*Supplied records*
▬▬▬
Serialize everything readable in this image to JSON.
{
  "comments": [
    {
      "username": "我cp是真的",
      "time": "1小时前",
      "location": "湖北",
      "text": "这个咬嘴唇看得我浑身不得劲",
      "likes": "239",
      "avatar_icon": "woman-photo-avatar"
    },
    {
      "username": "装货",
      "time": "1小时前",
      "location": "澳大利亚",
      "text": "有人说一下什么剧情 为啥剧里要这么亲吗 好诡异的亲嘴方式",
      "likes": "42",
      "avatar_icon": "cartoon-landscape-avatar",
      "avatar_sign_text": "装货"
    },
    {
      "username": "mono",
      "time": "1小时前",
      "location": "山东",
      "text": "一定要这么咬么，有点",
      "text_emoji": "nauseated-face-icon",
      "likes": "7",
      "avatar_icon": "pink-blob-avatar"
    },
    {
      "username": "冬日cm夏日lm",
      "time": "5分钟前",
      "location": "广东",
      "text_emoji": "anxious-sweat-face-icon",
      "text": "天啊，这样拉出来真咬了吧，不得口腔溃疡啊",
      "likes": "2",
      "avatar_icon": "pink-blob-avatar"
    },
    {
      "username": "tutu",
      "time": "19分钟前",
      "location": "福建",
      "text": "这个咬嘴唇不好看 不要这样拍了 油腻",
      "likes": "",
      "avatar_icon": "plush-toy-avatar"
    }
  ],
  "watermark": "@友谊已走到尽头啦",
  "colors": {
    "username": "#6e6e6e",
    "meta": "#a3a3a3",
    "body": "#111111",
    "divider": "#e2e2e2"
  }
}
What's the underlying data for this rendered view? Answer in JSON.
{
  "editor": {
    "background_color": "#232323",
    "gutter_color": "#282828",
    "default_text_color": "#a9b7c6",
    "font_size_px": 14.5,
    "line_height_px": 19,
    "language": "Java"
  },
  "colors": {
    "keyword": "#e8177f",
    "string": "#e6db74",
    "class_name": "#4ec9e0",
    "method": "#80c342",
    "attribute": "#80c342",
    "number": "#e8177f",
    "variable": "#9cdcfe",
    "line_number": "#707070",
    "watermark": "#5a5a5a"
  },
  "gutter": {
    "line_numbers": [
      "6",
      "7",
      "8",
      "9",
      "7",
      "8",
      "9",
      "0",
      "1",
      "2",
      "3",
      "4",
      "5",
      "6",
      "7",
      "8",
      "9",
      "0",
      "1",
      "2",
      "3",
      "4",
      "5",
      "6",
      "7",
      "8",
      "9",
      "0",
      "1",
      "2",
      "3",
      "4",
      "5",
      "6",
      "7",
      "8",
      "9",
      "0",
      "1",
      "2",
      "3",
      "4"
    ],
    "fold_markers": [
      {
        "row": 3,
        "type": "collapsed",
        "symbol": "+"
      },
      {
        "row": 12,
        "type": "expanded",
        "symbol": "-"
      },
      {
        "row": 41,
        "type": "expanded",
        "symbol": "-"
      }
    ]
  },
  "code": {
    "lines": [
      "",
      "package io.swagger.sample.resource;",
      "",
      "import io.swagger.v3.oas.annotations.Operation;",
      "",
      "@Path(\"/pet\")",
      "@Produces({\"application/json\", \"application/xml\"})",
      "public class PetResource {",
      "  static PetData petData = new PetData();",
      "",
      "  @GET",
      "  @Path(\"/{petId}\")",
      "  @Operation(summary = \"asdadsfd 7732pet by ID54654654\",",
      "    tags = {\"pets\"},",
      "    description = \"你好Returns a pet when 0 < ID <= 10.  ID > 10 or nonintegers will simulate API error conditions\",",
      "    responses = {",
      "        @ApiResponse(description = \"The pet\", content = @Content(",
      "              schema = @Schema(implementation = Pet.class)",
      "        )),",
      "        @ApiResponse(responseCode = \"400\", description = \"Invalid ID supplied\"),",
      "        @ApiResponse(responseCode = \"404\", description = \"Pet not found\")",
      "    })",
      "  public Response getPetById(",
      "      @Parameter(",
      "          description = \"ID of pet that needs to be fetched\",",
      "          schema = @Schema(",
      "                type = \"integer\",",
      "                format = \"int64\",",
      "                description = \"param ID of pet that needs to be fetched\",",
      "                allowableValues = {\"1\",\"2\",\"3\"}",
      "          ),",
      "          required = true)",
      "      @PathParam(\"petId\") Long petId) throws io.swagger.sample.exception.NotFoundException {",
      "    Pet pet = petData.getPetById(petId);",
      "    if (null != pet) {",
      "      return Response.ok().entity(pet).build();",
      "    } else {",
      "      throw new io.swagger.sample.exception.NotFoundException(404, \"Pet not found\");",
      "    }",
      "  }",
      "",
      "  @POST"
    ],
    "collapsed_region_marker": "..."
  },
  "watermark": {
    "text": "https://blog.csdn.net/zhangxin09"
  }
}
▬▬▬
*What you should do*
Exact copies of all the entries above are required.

*Response box*
Serialize everything readable in this image to JSON.
{
  "comments": [
    {
      "username": "我cp是真的",
      "time": "1小时前",
      "location": "湖北",
      "text": "这个咬嘴唇看得我浑身不得劲",
      "likes": "239",
      "avatar_icon": "woman-photo-avatar"
    },
    {
      "username": "装货",
      "time": "1小时前",
      "location": "澳大利亚",
      "text": "有人说一下什么剧情 为啥剧里要这么亲吗 好诡异的亲嘴方式",
      "likes": "42",
      "avatar_icon": "cartoon-landscape-avatar",
      "avatar_sign_text": "装货"
    },
    {
      "username": "mono",
      "time": "1小时前",
      "location": "山东",
      "text": "一定要这么咬么，有点",
      "text_emoji": "nauseated-face-icon",
      "likes": "7",
      "avatar_icon": "pink-blob-avatar"
    },
    {
      "username": "冬日cm夏日lm",
      "time": "5分钟前",
      "location": "广东",
      "text_emoji": "anxious-sweat-face-icon",
      "text": "天啊，这样拉出来真咬了吧，不得口腔溃疡啊",
      "likes": "2",
      "avatar_icon": "pink-blob-avatar"
    },
    {
      "username": "tutu",
      "time": "19分钟前",
      "location": "福建",
      "text": "这个咬嘴唇不好看 不要这样拍了 油腻",
      "likes": "",
      "avatar_icon": "plush-toy-avatar"
    }
  ],
  "watermark": "@友谊已走到尽头啦",
  "colors": {
    "username": "#6e6e6e",
    "meta": "#a3a3a3",
    "body": "#111111",
    "divider": "#e2e2e2"
  }
}
What's the underlying data for this rendered view? Answer in JSON.
{
  "editor": {
    "background_color": "#232323",
    "gutter_color": "#282828",
    "default_text_color": "#a9b7c6",
    "font_size_px": 14.5,
    "line_height_px": 19,
    "language": "Java"
  },
  "colors": {
    "keyword": "#e8177f",
    "string": "#e6db74",
    "class_name": "#4ec9e0",
    "method": "#80c342",
    "attribute": "#80c342",
    "number": "#e8177f",
    "variable": "#9cdcfe",
    "line_number": "#707070",
    "watermark": "#5a5a5a"
  },
  "gutter": {
    "line_numbers": [
      "6",
      "7",
      "8",
      "9",
      "7",
      "8",
      "9",
      "0",
      "1",
      "2",
      "3",
      "4",
      "5",
      "6",
      "7",
      "8",
      "9",
      "0",
      "1",
      "2",
      "3",
      "4",
      "5",
      "6",
      "7",
      "8",
      "9",
      "0",
      "1",
      "2",
      "3",
      "4",
      "5",
      "6",
      "7",
      "8",
      "9",
      "0",
      "1",
      "2",
      "3",
      "4"
    ],
    "fold_markers": [
      {
        "row": 3,
        "type": "collapsed",
        "symbol": "+"
      },
      {
        "row": 12,
        "type": "expanded",
        "symbol": "-"
      },
      {
        "row": 41,
        "type": "expanded",
        "symbol": "-"
      }
    ]
  },
  "code": {
    "lines": [
      "",
      "package io.swagger.sample.resource;",
      "",
      "import io.swagger.v3.oas.annotations.Operation;",
      "",
      "@Path(\"/pet\")",
      "@Produces({\"application/json\", \"application/xml\"})",
      "public class PetResource {",
      "  static PetData petData = new PetData();",
      "",
      "  @GET",
      "  @Path(\"/{petId}\")",
      "  @Operation(summary = \"asdadsfd 7732pet by ID54654654\",",
      "    tags = {\"pets\"},",
      "    description = \"你好Returns a pet when 0 < ID <= 10.  ID > 10 or nonintegers will simulate API error conditions\",",
      "    responses = {",
      "        @ApiResponse(description = \"The pet\", content = @Content(",
      "              schema = @Schema(implementation = Pet.class)",
      "        )),",
      "        @ApiResponse(responseCode = \"400\", description = \"Invalid ID supplied\"),",
      "        @ApiResponse(responseCode = \"404\", description = \"Pet not found\")",
      "    })",
      "  public Response getPetById(",
      "      @Parameter(",
      "          description = \"ID of pet that needs to be fetched\",",
      "          schema = @Schema(",
      "                type = \"integer\",",
      "                format = \"int64\",",
      "                description = \"param ID of pet that needs to be fetched\",",
      "                allowableValues = {\"1\",\"2\",\"3\"}",
      "          ),",
      "          required = true)",
      "      @PathParam(\"petId\") Long petId) throws io.swagger.sample.exception.NotFoundException {",
      "    Pet pet = petData.getPetById(petId);",
      "    if (null != pet) {",
      "      return Response.ok().entity(pet).build();",
      "    } else {",
      "      throw new io.swagger.sample.exception.NotFoundException(404, \"Pet not found\");",
      "    }",
      "  }",
      "",
      "  @POST"
    ],
    "collapsed_region_marker": "..."
  },
  "watermark": {
    "text": "https://blog.csdn.net/zhangxin09"
  }
}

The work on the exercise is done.